→ **Task brief**
From the listing below, return every line with the string "JSON" in it.

→ **Dataset extract**
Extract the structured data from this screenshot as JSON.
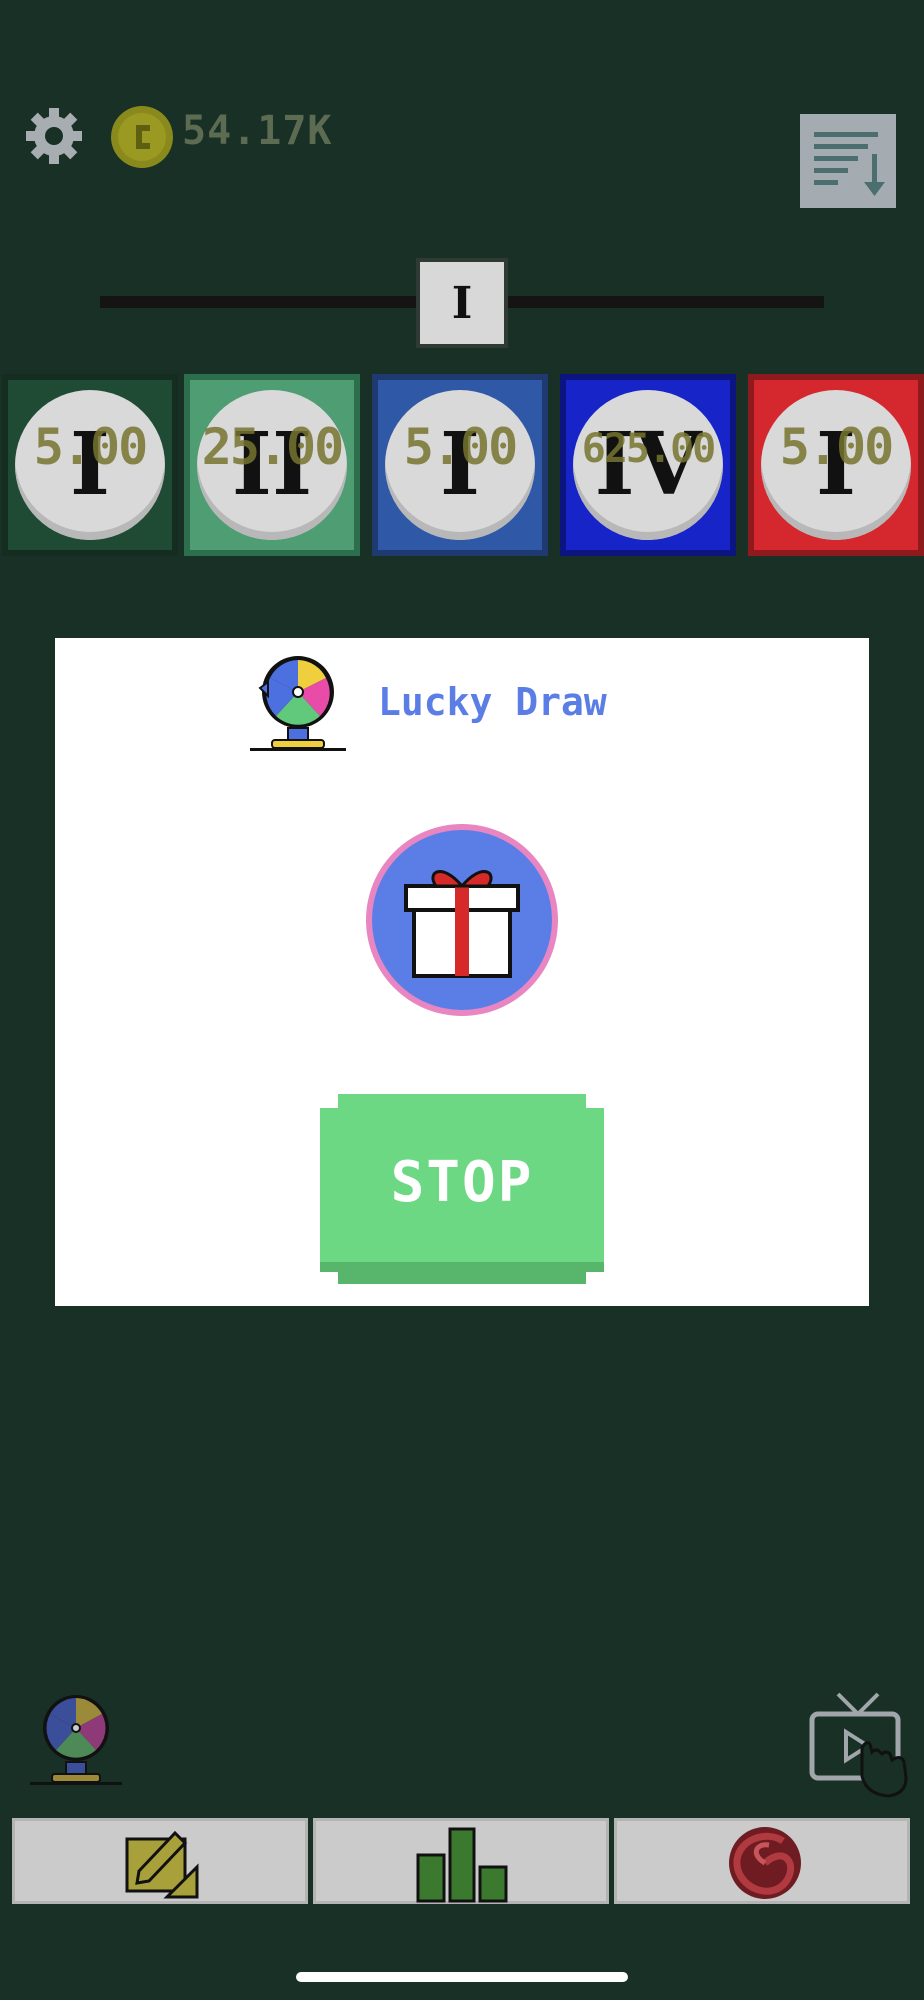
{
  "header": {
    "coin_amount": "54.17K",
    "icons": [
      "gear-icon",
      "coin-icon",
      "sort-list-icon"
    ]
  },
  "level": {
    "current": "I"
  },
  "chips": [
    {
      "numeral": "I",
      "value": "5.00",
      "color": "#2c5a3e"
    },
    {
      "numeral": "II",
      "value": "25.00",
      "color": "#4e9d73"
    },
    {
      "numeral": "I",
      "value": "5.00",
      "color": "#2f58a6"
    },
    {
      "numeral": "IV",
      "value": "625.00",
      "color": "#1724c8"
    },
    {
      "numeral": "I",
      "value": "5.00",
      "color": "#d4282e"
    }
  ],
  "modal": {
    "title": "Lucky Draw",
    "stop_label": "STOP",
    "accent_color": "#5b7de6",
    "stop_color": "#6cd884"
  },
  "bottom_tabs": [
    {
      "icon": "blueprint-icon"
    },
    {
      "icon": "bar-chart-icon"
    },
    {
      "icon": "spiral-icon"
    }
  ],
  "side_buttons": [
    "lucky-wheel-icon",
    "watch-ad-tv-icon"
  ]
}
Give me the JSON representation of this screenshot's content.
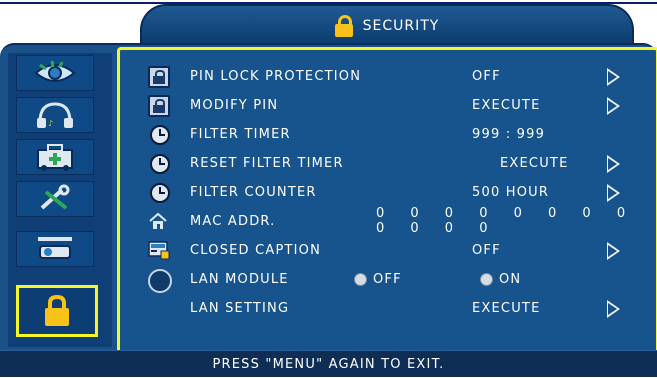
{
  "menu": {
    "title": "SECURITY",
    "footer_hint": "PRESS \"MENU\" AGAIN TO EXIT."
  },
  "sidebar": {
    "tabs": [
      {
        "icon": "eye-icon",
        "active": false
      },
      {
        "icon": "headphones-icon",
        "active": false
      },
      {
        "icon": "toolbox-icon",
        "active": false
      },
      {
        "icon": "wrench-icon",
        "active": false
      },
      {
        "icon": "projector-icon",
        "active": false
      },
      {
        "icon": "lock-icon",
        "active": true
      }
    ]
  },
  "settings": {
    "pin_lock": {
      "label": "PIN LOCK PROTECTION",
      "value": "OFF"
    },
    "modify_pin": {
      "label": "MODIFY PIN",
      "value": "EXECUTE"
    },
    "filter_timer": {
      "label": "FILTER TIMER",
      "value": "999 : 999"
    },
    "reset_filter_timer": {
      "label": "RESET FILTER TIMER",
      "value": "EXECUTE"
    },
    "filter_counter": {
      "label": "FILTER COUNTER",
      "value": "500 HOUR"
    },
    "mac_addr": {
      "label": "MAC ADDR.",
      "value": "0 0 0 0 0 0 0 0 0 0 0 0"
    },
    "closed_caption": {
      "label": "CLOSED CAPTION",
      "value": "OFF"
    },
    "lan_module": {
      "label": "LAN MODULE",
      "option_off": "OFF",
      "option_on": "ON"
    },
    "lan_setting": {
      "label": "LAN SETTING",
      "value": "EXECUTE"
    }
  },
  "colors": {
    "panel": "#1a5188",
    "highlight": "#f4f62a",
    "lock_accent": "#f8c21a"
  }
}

→ **Result for this exercise**
Extract the structured data from this screenshot as JSON.
Give me the JSON representation of this screenshot's content.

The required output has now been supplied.